The Abu Dhabi Securities Exchange General Index (ADI) has recently reached 7700 points for the first time, supported by a series of listings and increased participation by international investors. In addition, the index has gained 52% year to date, making it one of the best performing equity indexes in the world.

The Dubai Financial Market (DFM) also announced on Tuesday that the minimum trading commission will be waived as  of September 1, 2021, as part of its numerous initiatives aimed at promoting retail investors’ participation in the market and enabling them to avail its lucrative investment opportunities that include a diversified range of asset classes and financial products.

Hassan Al Serkal, CEO of the DFM said: “Waiving the minimum trading commission represents a significant development for retail investors in particular, as it will directly reduce the transaction cost and consequently maximises the potential return, hence encouraging them to further trade on the market. The larger number of transactions will ultimately benefit various stakeholders including investors, brokerage houses, etc.

Meanwhile,  a gauge of global equities headed for its seventh consecutive month of gains on Tuesday, but stocks and the dollar traded flat on the day as weak economic data suggested slower growth ahead as investors await a US jobs report at week’s end.

U.S. consumer confidence fell to a six-month low in August as soaring COVID-19 infections and rising inflation dampened the economic outlook, a view that data from China, Canada and the EU to a degree also suggested.

China’s businesses and the broader economy came under increasing pressure in August as factory activity expanded at a slower pace and the services sector slumped into contraction. In Canada, the economy unexpectedly shrank 1.1% in the second quarter on an annualized basis.

Euro zone inflation surged to a 10-year-high in August with further rises likely, which markets mostly shrugged off as the European Central Bank’s narrative of temporary inflation and ultra-easy policy for years remained intact.

The Delta variant has cast a shadow on US consumer optimism, which had soared earlier in the year on expectations vaccines would enable a return to normalcy, said Jim Bard, chief investment officer at Plante Moran Financial Advisors.

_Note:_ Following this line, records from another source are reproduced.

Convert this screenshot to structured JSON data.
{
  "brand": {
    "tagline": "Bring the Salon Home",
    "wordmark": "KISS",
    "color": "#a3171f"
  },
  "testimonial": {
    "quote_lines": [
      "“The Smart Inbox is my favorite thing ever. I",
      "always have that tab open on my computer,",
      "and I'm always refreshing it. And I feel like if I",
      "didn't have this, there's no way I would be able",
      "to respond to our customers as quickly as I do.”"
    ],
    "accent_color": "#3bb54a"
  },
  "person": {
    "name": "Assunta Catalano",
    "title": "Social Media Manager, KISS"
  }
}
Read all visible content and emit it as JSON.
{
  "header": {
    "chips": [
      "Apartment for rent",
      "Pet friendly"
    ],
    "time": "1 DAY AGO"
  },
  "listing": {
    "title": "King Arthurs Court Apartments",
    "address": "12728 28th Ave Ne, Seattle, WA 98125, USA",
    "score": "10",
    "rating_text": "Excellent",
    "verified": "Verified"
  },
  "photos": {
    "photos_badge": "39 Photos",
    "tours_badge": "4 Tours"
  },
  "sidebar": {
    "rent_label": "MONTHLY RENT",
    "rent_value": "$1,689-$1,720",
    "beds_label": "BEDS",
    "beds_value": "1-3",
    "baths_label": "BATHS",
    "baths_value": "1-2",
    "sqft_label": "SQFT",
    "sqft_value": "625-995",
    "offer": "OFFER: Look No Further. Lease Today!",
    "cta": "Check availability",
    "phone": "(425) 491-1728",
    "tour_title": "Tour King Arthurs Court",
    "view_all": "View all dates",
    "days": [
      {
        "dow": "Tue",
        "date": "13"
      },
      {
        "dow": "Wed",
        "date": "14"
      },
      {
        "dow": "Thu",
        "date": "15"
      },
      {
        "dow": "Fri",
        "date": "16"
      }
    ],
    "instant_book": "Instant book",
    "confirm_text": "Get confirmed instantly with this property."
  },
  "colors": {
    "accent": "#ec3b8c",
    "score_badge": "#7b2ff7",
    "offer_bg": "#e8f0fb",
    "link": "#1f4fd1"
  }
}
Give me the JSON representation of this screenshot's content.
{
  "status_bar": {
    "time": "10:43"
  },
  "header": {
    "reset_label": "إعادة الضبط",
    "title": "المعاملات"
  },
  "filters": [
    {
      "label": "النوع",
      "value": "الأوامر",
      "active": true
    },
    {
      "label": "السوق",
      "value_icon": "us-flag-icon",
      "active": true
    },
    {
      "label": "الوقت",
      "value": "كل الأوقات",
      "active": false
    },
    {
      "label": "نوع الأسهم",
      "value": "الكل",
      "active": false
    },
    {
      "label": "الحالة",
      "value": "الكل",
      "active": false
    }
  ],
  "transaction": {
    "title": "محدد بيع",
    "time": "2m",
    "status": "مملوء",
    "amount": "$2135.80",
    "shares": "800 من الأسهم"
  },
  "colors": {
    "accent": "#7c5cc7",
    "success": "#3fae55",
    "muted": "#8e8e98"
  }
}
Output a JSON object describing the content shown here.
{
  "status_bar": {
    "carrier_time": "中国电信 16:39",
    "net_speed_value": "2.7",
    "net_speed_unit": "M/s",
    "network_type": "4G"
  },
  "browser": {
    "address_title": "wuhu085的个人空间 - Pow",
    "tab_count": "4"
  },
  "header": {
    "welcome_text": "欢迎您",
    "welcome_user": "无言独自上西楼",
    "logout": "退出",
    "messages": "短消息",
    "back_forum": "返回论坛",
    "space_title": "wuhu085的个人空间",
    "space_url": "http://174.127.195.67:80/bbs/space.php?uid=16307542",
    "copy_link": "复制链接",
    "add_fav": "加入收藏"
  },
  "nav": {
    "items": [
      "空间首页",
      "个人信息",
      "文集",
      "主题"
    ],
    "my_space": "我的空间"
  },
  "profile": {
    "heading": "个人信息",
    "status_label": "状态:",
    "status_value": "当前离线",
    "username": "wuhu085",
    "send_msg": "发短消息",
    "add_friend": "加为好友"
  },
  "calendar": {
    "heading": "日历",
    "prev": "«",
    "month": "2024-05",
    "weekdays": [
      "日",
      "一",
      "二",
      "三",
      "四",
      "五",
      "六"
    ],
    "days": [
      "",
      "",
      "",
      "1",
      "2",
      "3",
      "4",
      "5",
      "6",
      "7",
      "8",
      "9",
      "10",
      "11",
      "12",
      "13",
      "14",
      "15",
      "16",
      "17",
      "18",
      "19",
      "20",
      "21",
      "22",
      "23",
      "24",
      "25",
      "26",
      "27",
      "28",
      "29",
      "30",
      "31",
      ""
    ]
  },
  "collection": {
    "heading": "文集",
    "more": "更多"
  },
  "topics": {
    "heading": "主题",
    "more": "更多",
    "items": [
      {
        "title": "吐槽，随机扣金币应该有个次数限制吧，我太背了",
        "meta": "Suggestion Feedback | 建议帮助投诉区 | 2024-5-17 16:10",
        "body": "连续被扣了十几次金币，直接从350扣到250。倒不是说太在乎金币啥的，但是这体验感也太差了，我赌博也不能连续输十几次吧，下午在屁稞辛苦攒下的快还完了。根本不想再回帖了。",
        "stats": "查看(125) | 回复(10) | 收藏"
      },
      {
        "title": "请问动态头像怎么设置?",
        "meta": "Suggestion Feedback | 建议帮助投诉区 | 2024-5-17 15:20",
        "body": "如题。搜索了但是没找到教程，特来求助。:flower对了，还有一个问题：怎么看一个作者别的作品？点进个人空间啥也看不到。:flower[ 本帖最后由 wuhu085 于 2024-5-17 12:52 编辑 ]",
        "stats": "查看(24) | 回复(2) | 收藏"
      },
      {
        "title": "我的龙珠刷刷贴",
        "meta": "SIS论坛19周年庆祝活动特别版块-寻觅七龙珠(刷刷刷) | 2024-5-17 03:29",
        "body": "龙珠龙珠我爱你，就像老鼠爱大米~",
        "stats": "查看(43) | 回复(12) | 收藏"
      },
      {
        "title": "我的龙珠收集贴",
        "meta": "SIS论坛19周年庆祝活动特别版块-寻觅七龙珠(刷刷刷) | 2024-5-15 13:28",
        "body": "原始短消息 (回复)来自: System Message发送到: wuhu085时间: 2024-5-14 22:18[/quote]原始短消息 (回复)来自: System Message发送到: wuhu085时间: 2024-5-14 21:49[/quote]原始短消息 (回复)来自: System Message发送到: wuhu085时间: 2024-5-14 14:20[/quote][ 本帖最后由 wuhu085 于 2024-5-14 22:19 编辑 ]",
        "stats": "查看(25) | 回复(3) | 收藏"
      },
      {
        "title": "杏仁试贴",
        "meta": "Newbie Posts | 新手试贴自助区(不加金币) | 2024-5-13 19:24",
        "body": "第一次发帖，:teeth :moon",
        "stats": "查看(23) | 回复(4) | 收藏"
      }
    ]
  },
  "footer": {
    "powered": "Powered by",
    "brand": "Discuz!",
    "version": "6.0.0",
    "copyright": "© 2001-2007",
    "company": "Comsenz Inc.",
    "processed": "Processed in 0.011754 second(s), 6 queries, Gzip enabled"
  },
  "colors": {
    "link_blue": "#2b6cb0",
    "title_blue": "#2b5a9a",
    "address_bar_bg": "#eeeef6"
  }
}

“Consumers are increasingly aware of the near-term risks to the economic recovery created by rising prices and the COVID-19 resurgence,” Baird said in a note. He added confidence remains relatively high and consistent with solid consumer spending.

Related articles